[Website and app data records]
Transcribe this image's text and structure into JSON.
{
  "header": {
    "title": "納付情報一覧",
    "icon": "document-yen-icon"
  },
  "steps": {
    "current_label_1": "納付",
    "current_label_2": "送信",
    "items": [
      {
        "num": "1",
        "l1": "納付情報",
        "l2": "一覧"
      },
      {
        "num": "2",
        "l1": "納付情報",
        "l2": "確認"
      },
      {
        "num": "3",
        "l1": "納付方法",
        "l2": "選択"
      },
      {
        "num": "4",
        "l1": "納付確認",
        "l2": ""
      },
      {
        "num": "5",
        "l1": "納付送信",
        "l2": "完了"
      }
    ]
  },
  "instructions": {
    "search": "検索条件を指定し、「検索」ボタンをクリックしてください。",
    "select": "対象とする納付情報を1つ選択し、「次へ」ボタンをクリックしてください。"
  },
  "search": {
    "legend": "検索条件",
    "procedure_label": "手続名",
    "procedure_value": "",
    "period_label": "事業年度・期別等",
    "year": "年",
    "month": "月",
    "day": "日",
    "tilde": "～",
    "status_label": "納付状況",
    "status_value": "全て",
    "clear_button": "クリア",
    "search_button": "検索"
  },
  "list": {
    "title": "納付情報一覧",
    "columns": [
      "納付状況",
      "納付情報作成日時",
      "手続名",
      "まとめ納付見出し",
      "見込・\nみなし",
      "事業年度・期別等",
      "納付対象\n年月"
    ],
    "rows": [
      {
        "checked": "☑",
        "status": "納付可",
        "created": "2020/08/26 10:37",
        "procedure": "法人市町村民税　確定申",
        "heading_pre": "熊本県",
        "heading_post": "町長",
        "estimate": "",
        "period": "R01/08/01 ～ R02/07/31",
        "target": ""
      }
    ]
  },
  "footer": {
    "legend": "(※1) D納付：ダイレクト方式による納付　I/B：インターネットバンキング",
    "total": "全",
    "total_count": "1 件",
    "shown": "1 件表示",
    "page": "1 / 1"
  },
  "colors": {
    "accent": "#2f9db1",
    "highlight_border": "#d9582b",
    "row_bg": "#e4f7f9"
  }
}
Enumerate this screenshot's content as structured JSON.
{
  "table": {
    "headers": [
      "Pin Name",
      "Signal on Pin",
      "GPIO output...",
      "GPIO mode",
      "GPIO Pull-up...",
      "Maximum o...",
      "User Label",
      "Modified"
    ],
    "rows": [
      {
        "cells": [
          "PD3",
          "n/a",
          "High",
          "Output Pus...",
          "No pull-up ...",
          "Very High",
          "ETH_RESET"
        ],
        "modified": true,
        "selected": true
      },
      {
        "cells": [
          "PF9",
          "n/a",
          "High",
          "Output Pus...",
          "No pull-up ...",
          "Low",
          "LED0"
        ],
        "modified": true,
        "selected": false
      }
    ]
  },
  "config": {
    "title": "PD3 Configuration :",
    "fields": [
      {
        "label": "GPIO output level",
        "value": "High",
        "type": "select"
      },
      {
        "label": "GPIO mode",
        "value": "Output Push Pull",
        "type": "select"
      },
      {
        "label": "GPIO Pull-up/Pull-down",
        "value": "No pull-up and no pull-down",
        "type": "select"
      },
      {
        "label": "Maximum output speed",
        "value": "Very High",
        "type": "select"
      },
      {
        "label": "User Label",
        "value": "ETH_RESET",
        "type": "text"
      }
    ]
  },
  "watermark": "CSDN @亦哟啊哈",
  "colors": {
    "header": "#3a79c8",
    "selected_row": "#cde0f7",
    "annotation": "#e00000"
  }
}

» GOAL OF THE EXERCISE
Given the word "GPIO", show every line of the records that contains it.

» YOUR SOLUTION
      "GPIO output...",
      "GPIO mode",
      "GPIO Pull-up...",
        "label": "GPIO output level",
        "label": "GPIO mode",
        "label": "GPIO Pull-up/Pull-down",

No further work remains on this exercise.